Lets get to grips with this library by creating a simple bar plot which will show the sales for a fictitious bakery. On the horizontal (x) axis we have the items purchased, on the vertical (y) axis are the sales figures.

First we import the plotext library, renaming it to plt.

import plotext as plt

The purchased items are "pastries" and we store the names of the pastries in a list, called pastries. Each item in this list is a string.

pastries = ["Steak Bake","Sausage Roll","Cheese&Onion Slice","Vegan Roll","Cheese&Bean Slice"]

Next we create another list called sales which contains the sales figures for each pastry. Note that the data in both lists should be in the corresponding position. In the example "Steak Bake" sold 400 units, and "Vegan Roll" sold 555 units.

sales = [400, 938, 201, 555, 341]

The next two lines tell the library that we wish to draw a bar plot, using the data stored in pastries and sales and that the plot should be 300 x 30 in size.

plt.bar(pastries, sales)
plt.plotsize(300, 30)

We then set the title of the graph, the headings for the x and y axis and then tell plotext to draw the plot.

plt.title("Greggs Store: 123 Sales Monday 5/7/2021")

I also learned that we can change the colour of the graphs. So I had some fun and themed my chart to match Greggs branding.

plt.bar(pastries, sales, color = 'gold')

Then I changed the background (canvas) colour of the chart to white.


Lastly I changed the axes colour to the blue / indigo used in Greggs branding.


Image Credit: Picolomo
There are lots of colours on offer and we can mix them up to make cool looking charts.

What else can we do?

We can stream data into the plot, here is the example sine wave.
Fancy creating a histogram for a range of data?

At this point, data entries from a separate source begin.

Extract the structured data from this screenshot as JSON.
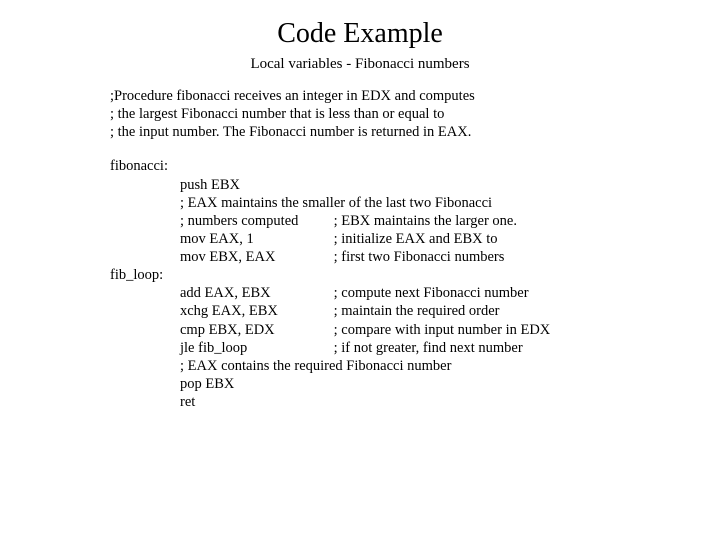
{
  "title": "Code Example",
  "subtitle": "Local variables - Fibonacci numbers",
  "intro": {
    "l1": ";Procedure fibonacci receives an integer in EDX and computes",
    "l2": "; the largest Fibonacci number that is less than or equal to",
    "l3": "; the input number. The Fibonacci number is returned in EAX."
  },
  "labels": {
    "fib": "fibonacci:",
    "loop": "fib_loop:"
  },
  "block1": {
    "l1": "push EBX",
    "l2": "; EAX maintains the smaller of the last two Fibonacci",
    "l3a": "; numbers computed",
    "l3b": "; EBX maintains the larger one.",
    "l4a": "mov EAX, 1",
    "l4b": "; initialize EAX and EBX to",
    "l5a": "mov EBX, EAX",
    "l5b": "; first two Fibonacci numbers"
  },
  "block2": {
    "l1a": "add EAX, EBX",
    "l1b": "; compute next Fibonacci number",
    "l2a": "xchg EAX, EBX",
    "l2b": "; maintain the required order",
    "l3a": "cmp EBX, EDX",
    "l3b": "; compare with input number in EDX",
    "l4a": "jle fib_loop",
    "l4b": "; if not greater, find next number",
    "l5": "; EAX contains the required Fibonacci number",
    "l6": "pop EBX",
    "l7": "ret"
  }
}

You can do that!

Happy Hacking!

I can see Plotext being used in Raspberry Pi projects that collect data using sensors, imagine streaming live sensor data directly to your terminal via SSH!